In connection with these assignments of error, counsel for the defendant concedes that none of these individually would entitle the defendant to a new trial, but should be considered reversible error when considered as a whole.
All of this evidence, save that of the home life of the victim, was competent and relevant to establish the identification of the victim, the ownership of the Volkswagen, and the identification of the general area where the crimes had their inception. The photographic evidence was introduced with limiting instructions for the purpose of illustrating the testimony of the witnesses. State v. Atkinson, 275 N.C. 288, 167 S.E.2d 241 (1969). If the evidence pertaining to the home life of the deceased was error, then it was clearly harmless beyond a reasonable doubt. State v. Jones, 280 N.C. 322, 185 S.E.2d 858 (1972); Chapman v. California, 386 U.S. 18, 87 S. Ct. 824, 17 L. Ed. 2d 705 (1967). These assignments of error are overruled.

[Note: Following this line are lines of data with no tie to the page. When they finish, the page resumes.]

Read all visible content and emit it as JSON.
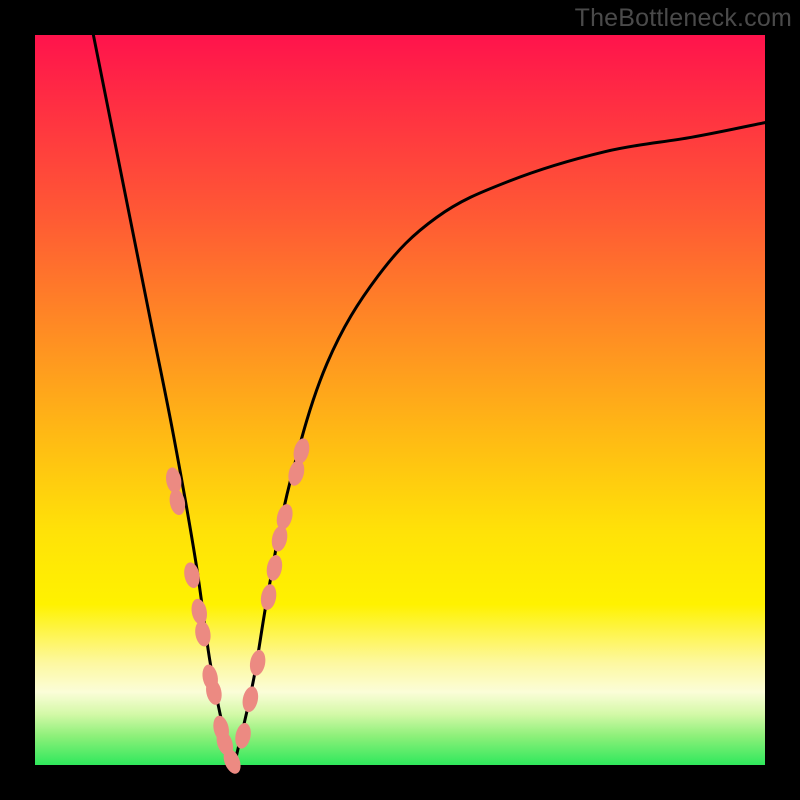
{
  "watermark": "TheBottleneck.com",
  "chart_data": {
    "type": "line",
    "title": "",
    "xlabel": "",
    "ylabel": "",
    "xlim": [
      0,
      100
    ],
    "ylim": [
      0,
      100
    ],
    "grid": false,
    "legend": false,
    "background_gradient": {
      "direction": "vertical",
      "stops": [
        {
          "pos": 0.0,
          "color": "#ff134c"
        },
        {
          "pos": 0.25,
          "color": "#ff5a34"
        },
        {
          "pos": 0.55,
          "color": "#ffba14"
        },
        {
          "pos": 0.78,
          "color": "#fff200"
        },
        {
          "pos": 0.9,
          "color": "#fbfdd8"
        },
        {
          "pos": 1.0,
          "color": "#2fe85c"
        }
      ]
    },
    "series": [
      {
        "name": "bottleneck-curve",
        "note": "V-shaped curve; minimum at x≈27 y≈0; left branch steep, right branch shallow asymptote near y≈88",
        "x": [
          8,
          10,
          13,
          16,
          19,
          22,
          24,
          26,
          27,
          28,
          30,
          32,
          35,
          40,
          47,
          55,
          65,
          78,
          90,
          100
        ],
        "y": [
          100,
          90,
          75,
          60,
          45,
          28,
          14,
          4,
          0,
          3,
          12,
          24,
          39,
          55,
          67,
          75,
          80,
          84,
          86,
          88
        ]
      },
      {
        "name": "highlight-markers-left",
        "note": "salmon short ovals along lower left branch",
        "x": [
          19.0,
          19.5,
          21.5,
          22.5,
          23.0,
          24.0,
          24.5,
          25.5,
          26.0,
          27.0
        ],
        "y": [
          39,
          36,
          26,
          21,
          18,
          12,
          10,
          5,
          3,
          0.5
        ]
      },
      {
        "name": "highlight-markers-right",
        "note": "salmon short ovals along lower right branch",
        "x": [
          28.5,
          29.5,
          30.5,
          32.0,
          32.8,
          33.5,
          34.2,
          35.8,
          36.5
        ],
        "y": [
          4,
          9,
          14,
          23,
          27,
          31,
          34,
          40,
          43
        ]
      }
    ]
  }
}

Defendant Mitchell also contends that admission of the testimony of the witness Stewart was prejudicial error. As stated earlier in the discussion on consolidation, there is no merit in this related contention for the reasons there stated.

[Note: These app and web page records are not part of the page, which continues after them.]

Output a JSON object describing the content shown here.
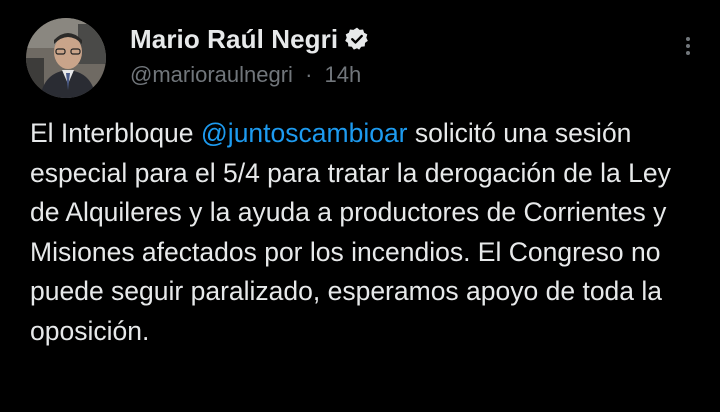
{
  "author": {
    "display_name": "Mario Raúl Negri",
    "handle": "@marioraulnegri",
    "separator": "·",
    "time": "14h",
    "verified_icon": "verified-badge-icon"
  },
  "menu": {
    "icon": "more-options-icon"
  },
  "tweet": {
    "text_before": "El Interbloque ",
    "mention": "@juntoscambioar",
    "text_after": " solicitó una sesión especial para el 5/4 para tratar la derogación de la Ley de Alquileres y la ayuda a productores de Corrientes y Misiones afectados por los incendios. El Congreso no puede seguir paralizado, esperamos apoyo de toda la oposición."
  },
  "colors": {
    "background": "#000000",
    "text": "#e7e9ea",
    "secondary": "#71767b",
    "link": "#1d9bf0"
  }
}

A further contention of Mitchell is that the failure of Lanford to testify caused the jury to have grave doubts concerning Mitchell's defense. This argument has no merit. The record indicates that Mitchell by his own testimony admitted the killing and the burning of the Volkswagen and attempted to excuse himself of murder in the first degree because of the use of drugs and intoxicating beverages.
Defendant Mitchell contends that he did not have sufficient mental capacity to form the necessary premeditation and deliberation. In this connection, the trial court properly charged the jury on the law relative to voluntary intoxication and voluntary use of drugs. It was properly left for the jury to determine whether Mitchell's mental condition was so affected by intoxication or drugs that he was rendered incapable of forming a deliberate and premeditated purpose to kill. State v. Propst, *338 274 N.C. 62, 161 S.E.2d 560 (1968). This assignment of error is overruled.
Both defendants contend that the court erred by refusing to set the verdict aside as being against the greater weight of the evidence and refusing to declare a mistrial. These motions were addressed to the discretion of the trial court. That discretion was not abused. 3 Strong, N.C. Index 2d, Criminal Law, §§ 128, 132. As a matter of fact, we have fully considered this in the discussion on the motions for nonsuit. These assignments are without merit and are overruled.
The defendants have had a fair trial free from prejudicial error. Kathy was sent to her death in a vicious manner by these defendants. The case was ably prepared and presented by the district attorney and carefully and fairly tried by Judge Grist.
In the trial we find